**Source data:**
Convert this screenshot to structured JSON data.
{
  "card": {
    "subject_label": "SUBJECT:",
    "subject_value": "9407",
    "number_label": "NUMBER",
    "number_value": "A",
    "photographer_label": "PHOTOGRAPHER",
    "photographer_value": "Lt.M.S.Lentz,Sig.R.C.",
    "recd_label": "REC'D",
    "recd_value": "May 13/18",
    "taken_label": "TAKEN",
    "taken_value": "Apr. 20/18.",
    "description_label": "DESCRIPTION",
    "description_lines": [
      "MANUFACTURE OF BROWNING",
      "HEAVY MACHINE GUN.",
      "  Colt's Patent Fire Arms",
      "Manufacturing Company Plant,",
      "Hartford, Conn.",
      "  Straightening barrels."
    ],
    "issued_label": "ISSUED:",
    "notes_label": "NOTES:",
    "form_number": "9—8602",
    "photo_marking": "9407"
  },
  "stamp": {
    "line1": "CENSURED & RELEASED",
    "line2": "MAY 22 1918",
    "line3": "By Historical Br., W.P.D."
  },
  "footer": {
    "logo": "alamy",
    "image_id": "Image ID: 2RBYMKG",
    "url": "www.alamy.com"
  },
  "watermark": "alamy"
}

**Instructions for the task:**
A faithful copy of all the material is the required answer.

**Output of the exercise:**
Convert this screenshot to structured JSON data.
{
  "card": {
    "subject_label": "SUBJECT:",
    "subject_value": "9407",
    "number_label": "NUMBER",
    "number_value": "A",
    "photographer_label": "PHOTOGRAPHER",
    "photographer_value": "Lt.M.S.Lentz,Sig.R.C.",
    "recd_label": "REC'D",
    "recd_value": "May 13/18",
    "taken_label": "TAKEN",
    "taken_value": "Apr. 20/18.",
    "description_label": "DESCRIPTION",
    "description_lines": [
      "MANUFACTURE OF BROWNING",
      "HEAVY MACHINE GUN.",
      "  Colt's Patent Fire Arms",
      "Manufacturing Company Plant,",
      "Hartford, Conn.",
      "  Straightening barrels."
    ],
    "issued_label": "ISSUED:",
    "notes_label": "NOTES:",
    "form_number": "9—8602",
    "photo_marking": "9407"
  },
  "stamp": {
    "line1": "CENSURED & RELEASED",
    "line2": "MAY 22 1918",
    "line3": "By Historical Br., W.P.D."
  },
  "footer": {
    "logo": "alamy",
    "image_id": "Image ID: 2RBYMKG",
    "url": "www.alamy.com"
  },
  "watermark": "alamy"
}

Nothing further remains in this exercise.